As a nerd, I’ve always loved learning new and unexpected things. Specifically, as a biology nerd, I’ve always found studying nature and what the billions of years of biodiversity on our planet has come up with to solve problems is inspiring and insightful. The idea that our society has gotten out of balance with the ecosystems of planet earth to the point that we could destroy forever, all these amazing systems to learn from is unthinkable. The obvious, but overly romantic, notion was that we at Bolt could do our part to bring sustainability to our planet and species is energizing and inspiring. So I threw myself into it.
Mylo will do a lot of good by itself, displacing more wasteful materials and making beautiful products. Even MORE exciting is Mylo will demonstrate to people from all walks of life that there can and should be a better way to tackle our materials problems. The solutions have been here since before humans were on this planet, and we finally have the technology and ability to tap into that solution set and make it a reality.
Photos provided by Mylo
About Dan Widmaier, PhD, CEO & Founder of Bolt Threads
Dan Widmaier is the Founder and CEO of Bolt Threads. Dan earned his Ph.D. in Chemistry and Chemical Biology from UC San Francisco, where his graduate research involved designing genetic circuits to control microbial organelles. In 2009, he and his two co-founders founded Bolt Threads, which is creating the next generation of materials using biotechnology.
Harnessing his experience in both science and business development, Dan has grown Bolt Threads from an incubator start-up to a biomaterials platform company with 75 employees.

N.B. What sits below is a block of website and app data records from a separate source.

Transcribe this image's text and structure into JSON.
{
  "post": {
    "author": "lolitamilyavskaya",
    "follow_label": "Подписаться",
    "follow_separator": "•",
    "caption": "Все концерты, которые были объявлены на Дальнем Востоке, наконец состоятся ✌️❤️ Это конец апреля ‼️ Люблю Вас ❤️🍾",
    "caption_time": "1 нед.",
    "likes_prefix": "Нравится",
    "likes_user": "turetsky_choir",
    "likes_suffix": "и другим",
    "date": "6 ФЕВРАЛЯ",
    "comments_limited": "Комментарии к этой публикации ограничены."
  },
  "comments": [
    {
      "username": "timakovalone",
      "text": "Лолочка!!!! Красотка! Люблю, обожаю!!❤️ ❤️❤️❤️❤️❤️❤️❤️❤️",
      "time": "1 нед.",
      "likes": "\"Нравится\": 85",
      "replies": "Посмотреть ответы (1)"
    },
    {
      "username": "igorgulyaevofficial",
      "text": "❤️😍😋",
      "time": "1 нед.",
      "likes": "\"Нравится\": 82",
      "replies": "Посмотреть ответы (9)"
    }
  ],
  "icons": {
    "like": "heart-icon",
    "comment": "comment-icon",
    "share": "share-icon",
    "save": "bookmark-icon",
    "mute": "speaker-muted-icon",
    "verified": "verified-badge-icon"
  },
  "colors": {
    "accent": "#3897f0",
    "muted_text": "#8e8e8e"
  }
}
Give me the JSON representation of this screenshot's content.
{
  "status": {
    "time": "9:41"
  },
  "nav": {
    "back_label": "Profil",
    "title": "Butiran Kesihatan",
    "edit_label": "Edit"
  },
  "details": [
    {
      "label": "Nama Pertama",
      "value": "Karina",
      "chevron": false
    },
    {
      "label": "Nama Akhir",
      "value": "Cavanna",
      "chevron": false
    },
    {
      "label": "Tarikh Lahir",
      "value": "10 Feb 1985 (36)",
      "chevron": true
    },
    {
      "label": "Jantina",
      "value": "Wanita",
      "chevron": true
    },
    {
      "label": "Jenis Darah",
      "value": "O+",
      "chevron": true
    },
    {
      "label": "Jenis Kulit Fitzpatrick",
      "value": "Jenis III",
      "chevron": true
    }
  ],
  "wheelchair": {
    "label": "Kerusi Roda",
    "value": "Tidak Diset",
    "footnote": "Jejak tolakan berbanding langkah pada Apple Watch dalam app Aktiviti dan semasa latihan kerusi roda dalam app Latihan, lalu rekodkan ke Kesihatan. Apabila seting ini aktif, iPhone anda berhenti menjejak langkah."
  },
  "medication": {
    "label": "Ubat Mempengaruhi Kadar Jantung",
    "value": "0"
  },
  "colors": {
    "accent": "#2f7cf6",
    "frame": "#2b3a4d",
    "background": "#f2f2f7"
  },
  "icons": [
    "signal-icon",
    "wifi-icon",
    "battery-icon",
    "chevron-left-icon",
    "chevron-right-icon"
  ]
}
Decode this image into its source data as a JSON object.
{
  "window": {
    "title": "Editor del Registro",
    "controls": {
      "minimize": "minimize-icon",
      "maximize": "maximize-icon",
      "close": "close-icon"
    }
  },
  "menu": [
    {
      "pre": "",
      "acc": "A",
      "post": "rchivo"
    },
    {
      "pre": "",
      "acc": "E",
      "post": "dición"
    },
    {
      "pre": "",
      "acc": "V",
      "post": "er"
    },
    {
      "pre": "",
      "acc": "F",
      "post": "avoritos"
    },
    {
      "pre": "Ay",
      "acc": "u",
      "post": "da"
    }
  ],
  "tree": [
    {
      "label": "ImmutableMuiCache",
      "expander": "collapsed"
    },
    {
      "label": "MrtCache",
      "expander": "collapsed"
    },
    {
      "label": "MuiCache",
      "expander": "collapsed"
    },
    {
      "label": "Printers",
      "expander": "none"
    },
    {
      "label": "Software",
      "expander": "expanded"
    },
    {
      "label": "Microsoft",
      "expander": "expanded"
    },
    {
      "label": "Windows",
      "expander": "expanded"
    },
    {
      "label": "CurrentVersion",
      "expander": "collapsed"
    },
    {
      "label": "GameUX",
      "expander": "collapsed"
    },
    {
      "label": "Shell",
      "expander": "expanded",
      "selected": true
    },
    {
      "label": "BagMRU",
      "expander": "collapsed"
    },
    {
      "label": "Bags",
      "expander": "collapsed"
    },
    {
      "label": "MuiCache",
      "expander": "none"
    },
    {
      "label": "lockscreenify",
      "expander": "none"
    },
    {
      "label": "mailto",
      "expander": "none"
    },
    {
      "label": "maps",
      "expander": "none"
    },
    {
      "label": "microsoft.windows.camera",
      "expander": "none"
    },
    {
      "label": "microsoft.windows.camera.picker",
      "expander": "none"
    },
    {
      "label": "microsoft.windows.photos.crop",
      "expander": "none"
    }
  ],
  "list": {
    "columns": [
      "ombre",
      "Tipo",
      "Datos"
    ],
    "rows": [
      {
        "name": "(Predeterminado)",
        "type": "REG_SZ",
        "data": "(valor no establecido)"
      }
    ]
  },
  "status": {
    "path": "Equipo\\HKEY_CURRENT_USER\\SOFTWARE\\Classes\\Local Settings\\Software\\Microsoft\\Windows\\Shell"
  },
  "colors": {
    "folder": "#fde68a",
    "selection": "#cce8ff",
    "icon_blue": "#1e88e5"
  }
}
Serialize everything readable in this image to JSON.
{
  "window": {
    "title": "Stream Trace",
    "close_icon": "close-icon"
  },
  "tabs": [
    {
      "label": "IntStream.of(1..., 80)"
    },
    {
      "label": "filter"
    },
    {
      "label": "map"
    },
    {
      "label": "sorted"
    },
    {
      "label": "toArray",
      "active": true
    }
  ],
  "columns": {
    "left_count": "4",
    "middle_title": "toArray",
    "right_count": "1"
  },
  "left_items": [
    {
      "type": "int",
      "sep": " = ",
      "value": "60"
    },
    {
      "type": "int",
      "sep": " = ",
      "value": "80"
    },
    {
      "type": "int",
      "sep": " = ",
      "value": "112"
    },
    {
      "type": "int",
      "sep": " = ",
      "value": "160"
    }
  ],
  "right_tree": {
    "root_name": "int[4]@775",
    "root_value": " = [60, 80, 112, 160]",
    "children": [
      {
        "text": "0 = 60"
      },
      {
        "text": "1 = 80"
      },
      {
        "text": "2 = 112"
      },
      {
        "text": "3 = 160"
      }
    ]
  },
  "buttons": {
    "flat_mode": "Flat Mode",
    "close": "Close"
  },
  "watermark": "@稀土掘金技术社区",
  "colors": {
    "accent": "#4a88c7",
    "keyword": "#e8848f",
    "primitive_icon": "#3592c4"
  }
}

He has led Bolt Threads through multiple fundraising rounds, created lasting partnerships with iconic global brands like Stella McCartney, and launched commercially available materials, including Mylo™ – a mycelium-based leather alternative - with a select group of partners including Adidas, Kering, lululemon, and Stella McCartney.
About Bolt Threads
Bolt Threads is on a mission to create way better materials for a way better world, developing sustainable solutions for the apparel and beauty industries. With nature as inspiration, Bolt Threads invents and scales credible materials that put us on a path towards a more sustainable future. Bolt Threads is based in Emeryville, Calif. and was a Fast Company Most Innovative company in 2019 and 2018. For additional information, please visit www.boltthreads.com.